Research shows that six month old infants who have been introduced to salted starchy food have a greater preference to salty taste as compared to infants who are not yet fed such foods. This early exposure to salty food is carried on to preschool with preference to salty food.
In a more recent study, scientists found that children with higher body fat prefer saltier food. Sodium is critical to maintain life. It is estimated that the amount of salt required to maintain normal osmotic pressure and physiologic functions is about 200 mg of sodium per day. But in a typical Western diet the average intake of sodium per day is about twenty times higher.
One frankfurter may contain 600 mg of sodium and consuming a serving of miso soup will add about 1,000 mg to your daily sodium intake.
- Sodium mg X 2.54 = Salt mg; Divide mg salt by 5,680 = teaspoons.
- 75% of sodium intake is from processed and restaurant food.
- About 26% of adults suffer from hypertension.
- Unlike calcium and other ions, we don’t store sodium in our body.
- Reduction of salt in a high salt food product results in lower preference.
Excess Salt Intake Linked to Chronic DiseasesIn the first century AD, The Yellow Emperors Classic of Internal Medicine, a Chinese book, warned that salt (sodium chloride) could cause high blood pressure. But the link of salt intake to health was far from being clear. Some studies even indicate that low salt intake is unhealthy and may lead to dangerously low blood pressure. More recently, the accumulated data from epidemiological studies have clearly shown that excess salt consumption causes adverse health effects including vascular, gastric and kidney diseases. This drove health organizations and the food industry into action.
The World Health Organization (WHO) advocates sodium reduction in food to a level of 2,000 mg per day and even further reduction to 1,200 mg for those people with hypertension and cardiovascular risks.

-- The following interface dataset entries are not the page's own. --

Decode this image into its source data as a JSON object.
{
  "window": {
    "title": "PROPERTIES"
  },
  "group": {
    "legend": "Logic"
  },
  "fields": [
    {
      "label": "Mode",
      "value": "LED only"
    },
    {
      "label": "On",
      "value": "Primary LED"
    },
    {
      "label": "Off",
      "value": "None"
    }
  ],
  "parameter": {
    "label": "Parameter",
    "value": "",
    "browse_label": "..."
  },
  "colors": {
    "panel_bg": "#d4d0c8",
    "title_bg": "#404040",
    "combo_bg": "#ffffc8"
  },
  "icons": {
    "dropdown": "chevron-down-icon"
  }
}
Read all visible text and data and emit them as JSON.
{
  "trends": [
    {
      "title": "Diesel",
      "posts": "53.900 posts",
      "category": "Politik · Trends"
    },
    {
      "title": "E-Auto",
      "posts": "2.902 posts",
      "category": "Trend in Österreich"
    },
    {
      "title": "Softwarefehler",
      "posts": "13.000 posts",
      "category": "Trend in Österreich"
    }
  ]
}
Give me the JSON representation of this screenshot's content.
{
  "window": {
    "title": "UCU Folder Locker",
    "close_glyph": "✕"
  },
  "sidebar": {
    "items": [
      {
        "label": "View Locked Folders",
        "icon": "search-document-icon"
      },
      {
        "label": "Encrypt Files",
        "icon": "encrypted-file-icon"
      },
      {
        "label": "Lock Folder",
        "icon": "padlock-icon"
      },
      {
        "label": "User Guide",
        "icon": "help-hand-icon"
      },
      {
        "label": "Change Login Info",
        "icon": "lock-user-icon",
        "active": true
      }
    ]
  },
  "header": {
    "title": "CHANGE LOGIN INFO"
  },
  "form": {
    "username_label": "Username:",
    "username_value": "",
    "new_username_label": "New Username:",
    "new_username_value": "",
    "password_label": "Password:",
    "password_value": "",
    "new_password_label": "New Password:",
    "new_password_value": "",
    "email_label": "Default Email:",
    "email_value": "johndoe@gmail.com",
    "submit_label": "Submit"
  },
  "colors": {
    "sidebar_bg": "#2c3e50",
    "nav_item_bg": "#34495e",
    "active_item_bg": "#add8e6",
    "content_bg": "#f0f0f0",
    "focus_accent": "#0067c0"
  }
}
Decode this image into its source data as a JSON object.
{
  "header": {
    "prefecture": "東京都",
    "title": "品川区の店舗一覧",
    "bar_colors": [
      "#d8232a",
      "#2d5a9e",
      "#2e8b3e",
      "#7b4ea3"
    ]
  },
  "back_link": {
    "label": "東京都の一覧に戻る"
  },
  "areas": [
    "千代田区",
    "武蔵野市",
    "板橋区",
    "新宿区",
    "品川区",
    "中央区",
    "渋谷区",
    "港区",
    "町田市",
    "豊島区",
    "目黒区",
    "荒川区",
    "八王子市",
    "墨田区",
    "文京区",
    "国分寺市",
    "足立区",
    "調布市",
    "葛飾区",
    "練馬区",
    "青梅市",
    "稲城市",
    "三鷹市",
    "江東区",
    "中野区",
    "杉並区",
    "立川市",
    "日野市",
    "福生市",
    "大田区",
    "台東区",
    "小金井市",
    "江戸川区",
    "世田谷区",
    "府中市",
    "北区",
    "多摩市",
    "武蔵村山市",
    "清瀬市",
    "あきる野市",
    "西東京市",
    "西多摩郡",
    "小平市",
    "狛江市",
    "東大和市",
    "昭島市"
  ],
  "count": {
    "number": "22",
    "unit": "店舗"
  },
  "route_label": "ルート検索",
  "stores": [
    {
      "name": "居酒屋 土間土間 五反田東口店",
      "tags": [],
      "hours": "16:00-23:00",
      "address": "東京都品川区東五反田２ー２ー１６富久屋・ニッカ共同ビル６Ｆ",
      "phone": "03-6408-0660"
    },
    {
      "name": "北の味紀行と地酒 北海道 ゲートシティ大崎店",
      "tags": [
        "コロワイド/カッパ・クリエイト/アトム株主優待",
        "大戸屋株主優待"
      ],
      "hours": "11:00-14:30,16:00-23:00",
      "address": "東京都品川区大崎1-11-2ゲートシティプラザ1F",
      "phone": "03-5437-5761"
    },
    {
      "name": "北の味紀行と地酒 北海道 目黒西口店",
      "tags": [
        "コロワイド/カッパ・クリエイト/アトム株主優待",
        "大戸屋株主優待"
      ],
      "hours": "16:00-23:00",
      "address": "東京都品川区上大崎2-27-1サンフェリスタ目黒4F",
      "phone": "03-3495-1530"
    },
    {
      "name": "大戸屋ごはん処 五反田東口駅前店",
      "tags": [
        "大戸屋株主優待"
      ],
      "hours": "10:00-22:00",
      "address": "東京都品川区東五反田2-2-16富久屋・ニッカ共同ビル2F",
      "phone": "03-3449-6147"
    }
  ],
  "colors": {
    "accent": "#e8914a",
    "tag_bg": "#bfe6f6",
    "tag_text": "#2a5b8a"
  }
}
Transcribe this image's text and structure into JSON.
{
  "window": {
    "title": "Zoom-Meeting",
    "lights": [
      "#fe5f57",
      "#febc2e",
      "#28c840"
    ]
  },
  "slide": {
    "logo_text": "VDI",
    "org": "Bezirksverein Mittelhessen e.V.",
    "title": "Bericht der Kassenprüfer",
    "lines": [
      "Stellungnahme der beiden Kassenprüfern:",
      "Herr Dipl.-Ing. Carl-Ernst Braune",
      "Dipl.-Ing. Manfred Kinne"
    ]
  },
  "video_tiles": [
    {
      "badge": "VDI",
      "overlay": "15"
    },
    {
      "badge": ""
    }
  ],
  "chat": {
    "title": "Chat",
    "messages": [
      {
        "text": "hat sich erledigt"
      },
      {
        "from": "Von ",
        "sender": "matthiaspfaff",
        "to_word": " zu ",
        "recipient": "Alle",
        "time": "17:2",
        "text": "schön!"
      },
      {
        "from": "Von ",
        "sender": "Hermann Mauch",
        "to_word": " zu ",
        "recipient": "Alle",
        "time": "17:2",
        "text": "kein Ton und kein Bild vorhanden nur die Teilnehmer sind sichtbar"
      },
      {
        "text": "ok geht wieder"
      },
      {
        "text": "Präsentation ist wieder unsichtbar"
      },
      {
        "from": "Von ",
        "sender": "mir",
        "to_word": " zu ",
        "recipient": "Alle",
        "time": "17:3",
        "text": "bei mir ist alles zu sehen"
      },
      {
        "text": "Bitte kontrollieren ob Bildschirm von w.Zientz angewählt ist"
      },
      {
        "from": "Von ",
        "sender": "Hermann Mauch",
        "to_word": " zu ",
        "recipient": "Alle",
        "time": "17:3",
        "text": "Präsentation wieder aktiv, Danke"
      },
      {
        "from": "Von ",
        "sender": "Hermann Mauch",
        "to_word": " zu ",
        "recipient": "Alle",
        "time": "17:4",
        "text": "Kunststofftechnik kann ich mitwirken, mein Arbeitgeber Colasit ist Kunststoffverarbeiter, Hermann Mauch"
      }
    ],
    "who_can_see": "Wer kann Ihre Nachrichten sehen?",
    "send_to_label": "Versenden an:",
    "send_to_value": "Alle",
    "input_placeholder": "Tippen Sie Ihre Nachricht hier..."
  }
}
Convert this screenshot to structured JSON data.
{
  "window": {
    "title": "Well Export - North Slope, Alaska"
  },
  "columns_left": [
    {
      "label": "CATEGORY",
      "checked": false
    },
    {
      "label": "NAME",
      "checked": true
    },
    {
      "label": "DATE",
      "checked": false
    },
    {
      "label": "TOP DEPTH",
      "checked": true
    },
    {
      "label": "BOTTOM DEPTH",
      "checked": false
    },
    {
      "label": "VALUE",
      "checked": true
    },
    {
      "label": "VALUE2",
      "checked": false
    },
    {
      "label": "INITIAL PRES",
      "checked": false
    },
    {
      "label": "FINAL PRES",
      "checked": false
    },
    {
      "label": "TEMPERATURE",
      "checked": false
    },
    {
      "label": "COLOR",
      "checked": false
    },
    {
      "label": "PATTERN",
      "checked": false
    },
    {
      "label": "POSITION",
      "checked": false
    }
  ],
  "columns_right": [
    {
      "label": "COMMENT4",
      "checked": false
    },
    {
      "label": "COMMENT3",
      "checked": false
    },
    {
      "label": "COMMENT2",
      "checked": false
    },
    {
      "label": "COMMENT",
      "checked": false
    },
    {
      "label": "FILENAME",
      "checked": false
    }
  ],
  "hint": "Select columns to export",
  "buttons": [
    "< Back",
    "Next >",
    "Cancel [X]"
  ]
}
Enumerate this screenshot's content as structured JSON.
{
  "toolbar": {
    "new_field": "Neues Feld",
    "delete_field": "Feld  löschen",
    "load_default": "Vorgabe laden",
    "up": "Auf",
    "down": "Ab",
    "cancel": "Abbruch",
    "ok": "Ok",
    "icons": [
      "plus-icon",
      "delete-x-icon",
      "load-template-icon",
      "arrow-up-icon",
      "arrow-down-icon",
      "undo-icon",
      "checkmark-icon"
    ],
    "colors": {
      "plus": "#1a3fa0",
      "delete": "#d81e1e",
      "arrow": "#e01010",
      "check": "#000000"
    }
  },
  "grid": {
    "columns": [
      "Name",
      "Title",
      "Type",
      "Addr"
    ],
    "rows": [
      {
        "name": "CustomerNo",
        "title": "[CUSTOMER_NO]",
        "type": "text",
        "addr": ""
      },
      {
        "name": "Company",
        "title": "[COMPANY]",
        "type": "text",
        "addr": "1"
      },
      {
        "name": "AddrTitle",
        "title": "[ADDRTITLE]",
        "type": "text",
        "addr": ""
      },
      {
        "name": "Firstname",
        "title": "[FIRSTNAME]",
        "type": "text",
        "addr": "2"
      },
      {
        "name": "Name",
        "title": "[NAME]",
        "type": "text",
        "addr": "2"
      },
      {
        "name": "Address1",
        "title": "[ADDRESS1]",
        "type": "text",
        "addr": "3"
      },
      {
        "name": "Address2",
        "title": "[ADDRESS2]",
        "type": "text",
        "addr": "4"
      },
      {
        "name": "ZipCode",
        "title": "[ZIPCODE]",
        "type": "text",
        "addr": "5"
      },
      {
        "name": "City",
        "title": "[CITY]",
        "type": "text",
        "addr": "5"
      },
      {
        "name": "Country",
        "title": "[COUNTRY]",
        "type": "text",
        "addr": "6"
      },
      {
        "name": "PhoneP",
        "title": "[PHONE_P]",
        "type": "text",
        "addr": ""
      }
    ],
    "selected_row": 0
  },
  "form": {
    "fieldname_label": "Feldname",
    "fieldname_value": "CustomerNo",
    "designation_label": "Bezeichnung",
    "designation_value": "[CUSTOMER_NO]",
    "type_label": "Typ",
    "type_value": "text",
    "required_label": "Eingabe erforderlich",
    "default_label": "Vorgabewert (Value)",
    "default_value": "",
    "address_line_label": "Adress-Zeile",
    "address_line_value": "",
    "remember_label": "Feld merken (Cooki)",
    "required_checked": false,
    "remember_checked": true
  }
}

Salty Taste and Sodium Reduction Approaches
“It is amazing that we still don’t know the mechanisms of salty and sour tastes” Dr. Gary Beauchamp, Emeritus Director and President, Monell Chemical Senses Center.What is known is one mechanism. A “receptor” for salt is sodium ion channels on the membrane of some taste cells. The larger the sodium chloride concentration, the larger the polarization in the taste cell and the higher the perception of salty taste. The lack of understanding of the mechanism of salty taste and the absence of a known receptor inhibits the design of salt substitutes or salt enhancers that can be used in reducing sodium in food products.
This didn’t stop the food industry from exploring various approaches to partially reduce salt in food products but still maintain the desired taste profile. These salt reduction methods can be grouped as follows:
- Stepwise stealth reduction: In the last several years the food industry gradually reduced the salt content of food products by 50% in some food categories. This salt reduction initiative didn’t spark consumer complaints.
- Physical modification of salt: Smaller or lower density salt crystals, when applied to potato chips, provide faster dissolution and higher concentrated perception of saltiness.
- Potassium chloride based products: Potassium chloride can generally replace only up to 30% of sodium chloride. This is due to the typical metallic or bitter taste associated with Potassium chloride. Several companies developed ways to overcome these limitations by adding masking agents or by co-crystallization of the two salts and thus are able to reach 50% sodium reduction in some food applications.
- Additives that elicit salt perception: General Mills recently filed a patent teaching the use of certain natural products that were found to be salt modulators, namely, compounds that may be used to reduce the sodium contents in food while imparting a similar level of saltiness. Several other companies are pursuing a similar approach.
We have made progress on the fat and sugar fronts while salt and sodium reduction is still a challenge. Progress in deeper understanding of salt taste mechanism will enable progress on the salt front as well.